[Entries taken from a collection]

════

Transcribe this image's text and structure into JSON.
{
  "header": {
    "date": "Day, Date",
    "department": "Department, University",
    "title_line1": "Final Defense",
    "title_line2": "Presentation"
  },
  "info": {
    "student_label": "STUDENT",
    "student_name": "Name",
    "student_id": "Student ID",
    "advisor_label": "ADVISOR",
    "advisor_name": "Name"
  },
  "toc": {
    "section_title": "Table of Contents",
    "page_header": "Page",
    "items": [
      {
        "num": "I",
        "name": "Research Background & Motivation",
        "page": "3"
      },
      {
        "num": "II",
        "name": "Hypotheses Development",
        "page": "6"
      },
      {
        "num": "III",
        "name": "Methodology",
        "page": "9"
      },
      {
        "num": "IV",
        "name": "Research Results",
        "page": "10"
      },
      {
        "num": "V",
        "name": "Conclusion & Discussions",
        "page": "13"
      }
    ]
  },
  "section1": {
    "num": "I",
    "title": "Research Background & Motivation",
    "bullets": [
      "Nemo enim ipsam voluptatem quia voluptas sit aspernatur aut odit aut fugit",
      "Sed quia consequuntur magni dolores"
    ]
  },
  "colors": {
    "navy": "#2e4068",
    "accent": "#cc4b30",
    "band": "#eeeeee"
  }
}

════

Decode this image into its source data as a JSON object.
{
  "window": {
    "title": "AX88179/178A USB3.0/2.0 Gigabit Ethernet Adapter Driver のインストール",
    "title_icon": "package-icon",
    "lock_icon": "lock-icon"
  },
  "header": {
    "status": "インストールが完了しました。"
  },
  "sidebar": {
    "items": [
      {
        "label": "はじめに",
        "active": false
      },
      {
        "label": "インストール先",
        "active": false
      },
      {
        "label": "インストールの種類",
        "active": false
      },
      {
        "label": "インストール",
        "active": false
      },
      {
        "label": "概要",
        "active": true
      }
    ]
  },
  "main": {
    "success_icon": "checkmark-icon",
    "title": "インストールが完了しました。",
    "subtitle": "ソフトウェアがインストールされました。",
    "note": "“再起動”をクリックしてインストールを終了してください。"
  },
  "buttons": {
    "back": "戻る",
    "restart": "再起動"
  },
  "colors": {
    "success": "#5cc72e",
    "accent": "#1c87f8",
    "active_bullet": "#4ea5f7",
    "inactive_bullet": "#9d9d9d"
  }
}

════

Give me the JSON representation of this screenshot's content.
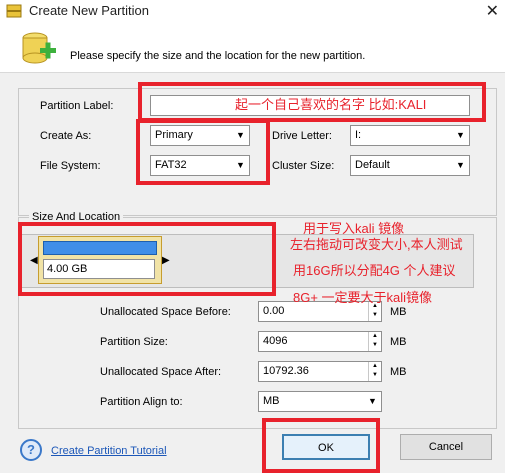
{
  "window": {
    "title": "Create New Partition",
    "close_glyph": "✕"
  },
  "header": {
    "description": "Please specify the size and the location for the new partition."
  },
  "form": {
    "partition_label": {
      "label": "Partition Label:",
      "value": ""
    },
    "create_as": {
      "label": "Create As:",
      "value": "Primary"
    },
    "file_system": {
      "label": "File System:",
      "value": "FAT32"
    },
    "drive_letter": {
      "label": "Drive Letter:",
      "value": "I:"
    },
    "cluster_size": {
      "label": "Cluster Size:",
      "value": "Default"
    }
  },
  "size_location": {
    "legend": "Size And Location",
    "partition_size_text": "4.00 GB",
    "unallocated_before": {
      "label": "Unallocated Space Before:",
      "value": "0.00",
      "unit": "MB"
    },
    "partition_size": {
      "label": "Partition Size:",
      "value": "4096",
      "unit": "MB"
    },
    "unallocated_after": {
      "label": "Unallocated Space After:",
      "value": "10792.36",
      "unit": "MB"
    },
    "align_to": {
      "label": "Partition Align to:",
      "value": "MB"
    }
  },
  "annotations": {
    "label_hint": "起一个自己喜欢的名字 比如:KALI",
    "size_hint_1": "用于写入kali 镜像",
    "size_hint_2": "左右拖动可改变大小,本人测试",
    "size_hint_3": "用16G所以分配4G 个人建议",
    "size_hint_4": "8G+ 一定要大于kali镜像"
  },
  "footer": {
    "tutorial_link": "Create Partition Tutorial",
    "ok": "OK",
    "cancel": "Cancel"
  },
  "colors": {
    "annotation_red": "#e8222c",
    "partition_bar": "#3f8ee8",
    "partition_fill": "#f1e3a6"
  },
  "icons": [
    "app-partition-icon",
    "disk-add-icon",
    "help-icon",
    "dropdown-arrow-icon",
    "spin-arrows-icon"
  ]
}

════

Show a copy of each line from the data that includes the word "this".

Transcribe this image's text and structure into JSON.
Decode this image into its source data as a JSON object.
Give me the JSON representation of this screenshot's content.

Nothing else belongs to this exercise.